According to consumer-research company Mintel, the number of vegetarian restaurants has doubled since 2000, and that number includes more upscale meatless locations than previously. VegDining reports this total now hovers in the 1,000 to 1,200 range and includes spots such as Candle 79 in New York, Sublime in Fort Lauderdale, Fla., and Horizons in Philadelphia.
Midscale and Upscale
Vegetarians can also look to midscale restaurant chains to find lunch and dinner options they can be happy with. Last fall, Chipotle Mexican Grill tested a new vegan protein called Garden Blend, which the chain used in their burrito, taco and bowl items. The blend is made up of plant protein, grains and vegetables marinated in adobo sauce and grilled. There is no word yet on when a national roll-out may take place.
Chutney Joe’s may just be the first Indian-themed regional chain to breakout nationwide. The concept boasts ‘Authentic, slow-cooked Indian food. Served fast,’ and its goal is to repair the impression American consumers have of Indian food and to demonstrate to them what it should be. The menu is vegan-friendly and does not use ghee (clarified butter) or cream, nor are items deep-fried. While carnivores may order Indian classics such as Chicken Tikka Masala or Pork Vindaloo, there are as many, if not more, vegetarian options to choose from such as Red Bean Rajma, Spinach Paneer, Garbanzo Masala and Daal. Located in Chicago’s Loop, owners hope to add two more units downtown before bringing the concept to other U.S. cities.
Candle 79 and its sister casual dining spot, Candle Café are two of New York City’s vegetarian dining hot spots. The café opened in 1994 on the city’s Upper East Side and was the first Certified Green Restaurant™ in NYC by the Green Restaurant Association. Candle 79 is a mere five blocks away, but the vegan and organic cuisine that made the reputation of the café is offered in a sophisticated and more upscale setting.
Vegetarian for Nearly 40 Years
Moosewood Restaurant in Ithaca, NY, is one of the grande dames of vegetarian restaurants. Opened in 1973 by Mollie Katzen and other members of the Moosewood Collective, the menu emphasizes healthful, natural cuisine. It was named one of the thirteen most influential restaurants of the 20th century by Bon Appétit magazine. Menus are developed using fresh produce – organic whenever possible – and whole grains, beans and soy. The collective has authored eleven cookbooks and now also offers a line of salad dressings for retail sale at natural food stores and supermarkets.

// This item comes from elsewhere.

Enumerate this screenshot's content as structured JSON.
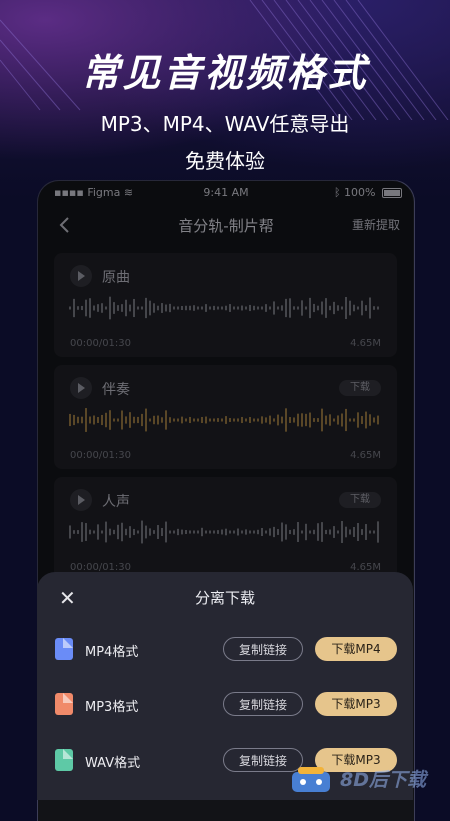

Otarian Carbon-Friendly Vegetarian Dining is the latest addition to the New York vegetarian scene. Founder Radhika Oswal describes herself as a “hungry vegetarian” and developed the concept after being frustrated to find only “pizza and French fries” while traveling. The inventive menu lists a variety of salads, flatbreads and wraps as well as ‘hearties’ – entrees ranging from vegetable lasagna, spicy coconut curry and vegetable biryani. ‘Obsessions,’ aka their desserts, features items such as egg-free chocolate mousse. There is also a Portobello mushroom burger and soups, such as curried apple and parsnip.
Otarian also encourages diners to eat in an eco-conscious and sustainable way. The staff is also trained to label each sandwich and combo meal with its carbon number and the carbon number of a similar meat dish, so diners can see how much they’ve offset by choosing the vegetarian option.
In addition, almost everything in the restaurant is made from sustainable materials, from the flooring to the tabletops. The fabric on the banquettes is made from 100% post-consumer recycled yarns, and the ceiling panels are 100% recycled aluminum. Otarian’s original location is on Bleeker Street in New York, and a second just opened on Columbus Circle at 8th Ave and 56th St. in time for Earth Day.